All the projection systems do better when forecasting rookies 23 and younger. Projecting older rookies is more difficult generally, probably because they tend to have a longer track record of mediocrity before MLB call-up. They are more likely to have over-performed in the minors when called up. Average absolute error in the 10.5%-12.5% range for rookie projections (across different systems) is similar to average absolute error for non-rookie MLB player projections (also across different systems), although a bit worse. This Beyond the Box Score review of projections finds average absolute error of projections for all MLB players (rookies and non-rookies) ranges from 8.8% to 10.6%. If average absolute error is 2% worse for rookie projections than for non-rookie projections, that’d be about .007 wOBA points of additional error for a league average projection of .320 wOBA.

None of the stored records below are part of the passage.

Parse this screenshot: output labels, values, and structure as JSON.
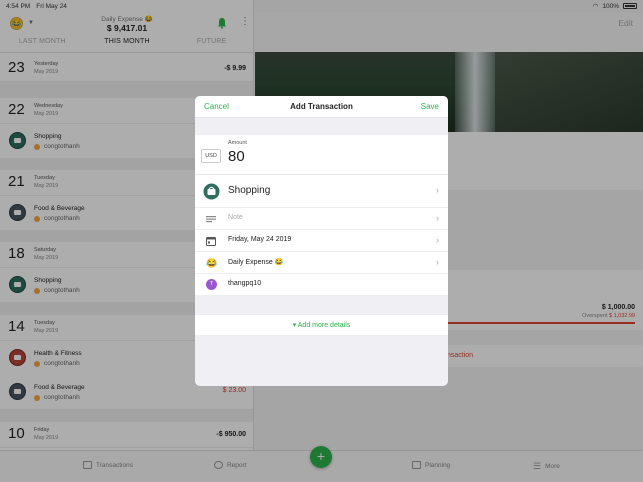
{
  "status_bar": {
    "time": "4:54 PM",
    "date": "Fri May 24",
    "battery": "100%"
  },
  "left": {
    "wallet_name": "Daily Expense 😂",
    "wallet_balance": "$ 9,417.01",
    "tabs": [
      "LAST MONTH",
      "THIS MONTH",
      "FUTURE"
    ],
    "days": [
      {
        "num": "23",
        "name": "Yesterday",
        "month": "May 2019",
        "total": "-$ 9.99",
        "txs": []
      },
      {
        "num": "22",
        "name": "Wednesday",
        "month": "May 2019",
        "total": "",
        "txs": [
          {
            "cat": "Shopping",
            "user": "congtothanh",
            "amount": "",
            "icon": "shop"
          }
        ]
      },
      {
        "num": "21",
        "name": "Tuesday",
        "month": "May 2019",
        "total": "",
        "txs": [
          {
            "cat": "Food & Beverage",
            "user": "congtothanh",
            "amount": "",
            "icon": "food"
          }
        ]
      },
      {
        "num": "18",
        "name": "Saturday",
        "month": "May 2019",
        "total": "",
        "txs": [
          {
            "cat": "Shopping",
            "user": "congtothanh",
            "amount": "",
            "icon": "shop"
          }
        ]
      },
      {
        "num": "14",
        "name": "Tuesday",
        "month": "May 2019",
        "total": "",
        "txs": [
          {
            "cat": "Health & Fitness",
            "user": "congtothanh",
            "amount": "",
            "icon": "health"
          },
          {
            "cat": "Food & Beverage",
            "user": "congtothanh",
            "amount": "$ 23.00",
            "icon": "food"
          }
        ]
      },
      {
        "num": "10",
        "name": "Friday",
        "month": "May 2019",
        "total": "-$ 950.00",
        "txs": []
      }
    ]
  },
  "right": {
    "edit_label": "Edit",
    "budget_amount": "$ 1,000.00",
    "overspent_label": "Overspent",
    "overspent_value": "$ 1,032.99",
    "delete_label": "nsaction"
  },
  "tabbar": {
    "transactions": "Transactions",
    "report": "Report",
    "planning": "Planning",
    "more": "More",
    "add": "+"
  },
  "modal": {
    "cancel": "Cancel",
    "title": "Add Transaction",
    "save": "Save",
    "currency": "USD",
    "amount_label": "Amount",
    "amount_value": "80",
    "category": "Shopping",
    "note_placeholder": "Note",
    "date": "Friday, May 24 2019",
    "wallet": "Daily Expense 😂",
    "user_initial": "T",
    "user": "thangpq10",
    "more_details": "Add more details"
  },
  "colors": {
    "accent": "#2db34a",
    "negative": "#e0442e",
    "avatar": "#9b59d0"
  }
}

I measure average absolute error for seven other statistics for 2015-2018 rookies*, and find similar results to other projection systems in Beyond the Box Score’s 2015 study for strikeout rate, walk rate, on-base percentage, and slugging percentage (BABIP, isolated power, and average are not evaluated in the Beyond the Box Score study). The table below shows absolute average error for these statistics for my system and for MARCEL.
*wOBA average absolute error for 2007-2018 rookies. Error is slightly improved for 2015-2018 rookies.
Similar to Clay Davenport then, I find major league equivalencies are useful for projecting rookies—only slightly less useful than projections for MLB veterans based on MLB statistics. One difference between my forecasts and most other forecasts is mine differentiate rookies more—my wOBA projections vary over twice as much as Steamer 2016 projections and Depth Charts 2018 projections. In my experience, I’ve found existing MLB projection systems, Steamer and ZiPS (in the above analysis), THE BAT (anecdotally), and MARCEL (by definition) tend to be pretty conservative when projecting rookies–most rookies are projected close to league average (relative to my MLE projections, which vary more). Only a few are projected above average each year. My projections are more aggressive, though wrong to a similar degree. Some readers may prefer this differentiation, as top prospects are often (but not always) given more optimistic forecasts in my system (for example, Ronald Acuna Jr. was far higher in my system than in other systems—though still too low). Some readers may not. My goal isn’t to outperform the other more complex forecasting systems, which appropriately account for a lot more than my MLEs, which only account for one year of performance and one year of aging. I’m a big fan of the existing systems and rely upon them heavily in my own decision making. My goal is simply to add another valuable input to help readers analyze rookies and prospects.
Find the calculator here: The Dynasty Guru’s MLB Equivalency Calculator. Go ahead and start plugging in rookies and minor leaguers!
Note: I recommend using statcorner.com to plug in park adjusted wOBA. Eloy Jimenez’s 2019 projection is currently displayed in the calculator as an example. It is not park adjusted. With park adjusted wOBA from statcorner.com, his wOBA projections drops to .368, very close to ZiPS’ .364 projection. Also, mind extremely high minor league BABIPs, e.g., for Vladimir Guerrero Jr. and Fernando Tatis Jr.. These guys may very well sustain high major league BABIPs, but their 2018 minor league BABIPs were too high to be fully sustainable (Vlad’s was over .400 in Double-A). Plugging in their 2018 BABIPs will thus overstate their projected wOBA (among other statistics) a bit. I’m working on a regressed BABIP-adjusted stat line for all statistics in the next update. For now, I only offer a regressed BABIP translation. This regresses BABIP 50% toward league average.
In a later update I’ll try and add a park adjust feature for the other seven statistics. I’m also working with my colleagues to build a leaderboard that automatically updates major league equivalencies for all minor leaguers–release date TBD.